But is there a commitment of the heart? It’s one thing to get married, it’s another to have a deep emotional connection. Both men and women often create obstacles to getting the love they want. They may avoid intimacy with time spent at work, watching television, engaging in hobbies or sports. Addiction by either spouse blocks intimacy. Women complain their husbands spend too much time on the computer or watching sports. Yet, women may spend time cleaning, volunteering, or criticizing their husbands or boyfriends or be over-emotionally involved with their children. To be clear, I’m not talking about the demands of raising young children or the necessity of working two jobs to pay the bills. Stress makes intimacy harder, but doesn’t necessarily eliminate it, unless it’s an excuse.
Fear of intimacy may show up in the bedroom. One man complained about his wife’s coldness. He had an affair, only to discover that he was now impotent with his new lover. As walls build, the lack of communication usually will eventually affect sexual intimacy.
Not infrequently, one spouse is unconsciously married to someone else. In one marriage, the husband’s heart was still committed to his late wife. It was as if her ghost slept between them. In another, the husband cheated, but it wasn’t the lovers who had stolen his heart – it was his mother! In another case, the husband was unfaithful, but the real cause of their marital problems lay in the wife’s emotional marriage to her older brother, who died when she was a child. It sometimes happens with twins who are so close that no one else can share that intimacy. It also can be a problem in step-families. One single mom found fault with every boyfriend, but she wasn’t ready for romance. She didn’t realize her overly-involvement with her son was the problem. Similarly, in a marriage one parent may avoid intimacy by using a child of the opposite sex as an emotional surrogate. In these cases the unavailable partner is unconscious of their contribution to the very marital problem about which they complain and think it’s is their mate’s fault. Frequently, they must grieve and let go before they can open to their spouse.

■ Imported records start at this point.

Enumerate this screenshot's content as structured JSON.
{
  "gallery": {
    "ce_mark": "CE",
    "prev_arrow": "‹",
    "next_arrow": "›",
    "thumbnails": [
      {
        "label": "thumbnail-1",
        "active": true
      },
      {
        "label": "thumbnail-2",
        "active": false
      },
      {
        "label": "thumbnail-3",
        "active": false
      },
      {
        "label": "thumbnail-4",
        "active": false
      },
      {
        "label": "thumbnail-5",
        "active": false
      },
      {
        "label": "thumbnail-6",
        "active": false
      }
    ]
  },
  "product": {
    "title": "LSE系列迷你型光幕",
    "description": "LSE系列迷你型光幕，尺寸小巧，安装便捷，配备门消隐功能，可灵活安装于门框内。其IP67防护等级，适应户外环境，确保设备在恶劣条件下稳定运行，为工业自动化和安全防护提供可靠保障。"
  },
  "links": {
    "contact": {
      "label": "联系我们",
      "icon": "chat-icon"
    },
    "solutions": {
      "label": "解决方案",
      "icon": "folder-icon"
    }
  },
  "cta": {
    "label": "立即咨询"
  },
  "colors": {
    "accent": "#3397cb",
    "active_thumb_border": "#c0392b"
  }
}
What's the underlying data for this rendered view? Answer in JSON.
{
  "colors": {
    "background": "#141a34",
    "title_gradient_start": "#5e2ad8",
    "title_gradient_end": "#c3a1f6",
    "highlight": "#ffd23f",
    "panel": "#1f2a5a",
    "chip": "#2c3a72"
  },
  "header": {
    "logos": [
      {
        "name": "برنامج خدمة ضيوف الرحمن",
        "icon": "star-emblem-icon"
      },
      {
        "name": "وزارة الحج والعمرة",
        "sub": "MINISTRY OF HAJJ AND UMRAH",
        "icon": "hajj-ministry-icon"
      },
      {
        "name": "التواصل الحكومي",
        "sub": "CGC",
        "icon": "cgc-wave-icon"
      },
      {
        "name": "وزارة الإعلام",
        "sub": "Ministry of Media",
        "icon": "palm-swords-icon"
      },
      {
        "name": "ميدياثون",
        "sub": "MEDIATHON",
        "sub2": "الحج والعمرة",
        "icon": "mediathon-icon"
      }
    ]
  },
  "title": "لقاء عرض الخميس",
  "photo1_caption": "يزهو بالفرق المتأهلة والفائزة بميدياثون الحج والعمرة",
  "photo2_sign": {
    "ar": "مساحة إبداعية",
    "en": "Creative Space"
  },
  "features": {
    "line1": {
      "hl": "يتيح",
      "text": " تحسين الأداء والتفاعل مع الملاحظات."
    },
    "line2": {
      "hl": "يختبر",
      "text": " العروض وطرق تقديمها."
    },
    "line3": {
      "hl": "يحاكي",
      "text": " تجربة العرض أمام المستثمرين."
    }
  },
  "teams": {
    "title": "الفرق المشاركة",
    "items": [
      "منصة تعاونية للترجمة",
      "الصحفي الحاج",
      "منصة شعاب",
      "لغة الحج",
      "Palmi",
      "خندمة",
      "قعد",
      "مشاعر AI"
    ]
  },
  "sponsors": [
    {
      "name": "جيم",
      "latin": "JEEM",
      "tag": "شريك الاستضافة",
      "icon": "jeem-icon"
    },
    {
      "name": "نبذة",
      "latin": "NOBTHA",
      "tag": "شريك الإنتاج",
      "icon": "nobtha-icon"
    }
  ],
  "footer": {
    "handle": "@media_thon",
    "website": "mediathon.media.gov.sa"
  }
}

People rarely believe that getting the love that they seek might be a problem. Connie finally overcame her pattern of loving abusers, and found Mark, a kind and gentle man. Being loved proved to be more terrifying to Connie than the familiar abuse. Her entire life and personality had been built around the belief that she was unlovable. She was sure that Mark would leave when he discovered the “truth” about her that she imagined was bad. Mark had his own self-esteem issues, and before Connie, he had always dated overweight women, in whom he eventually lost sexual interest. He worried Connie would leave. Sharing their fears, not only helped them to heal their wounds, but moved them closer to a commitment of the heart.
What makes intimacy so difficult? It requires vulnerability – risking openness. Everyone’s been hurt before, and I mean everyone. From childhood onwards, people get hurt even by well-intentioned parents, by friends, teachers, and lovers, and by losses due to death, illness, rejection, and divorce. Animals, including humans, are programmed to avoid pain. It’s hard-wired into your brain in order to survive. It requires awareness, intention, and courage to feel everything that may arise once the heart is open. If it’s been wounded before, no one wants to re-open an old wound. Opening your heart to love will open those wounds. But it’s also is an opportunity to heal, rather than seal them it over.
Copyright © Darlene Lancer 2010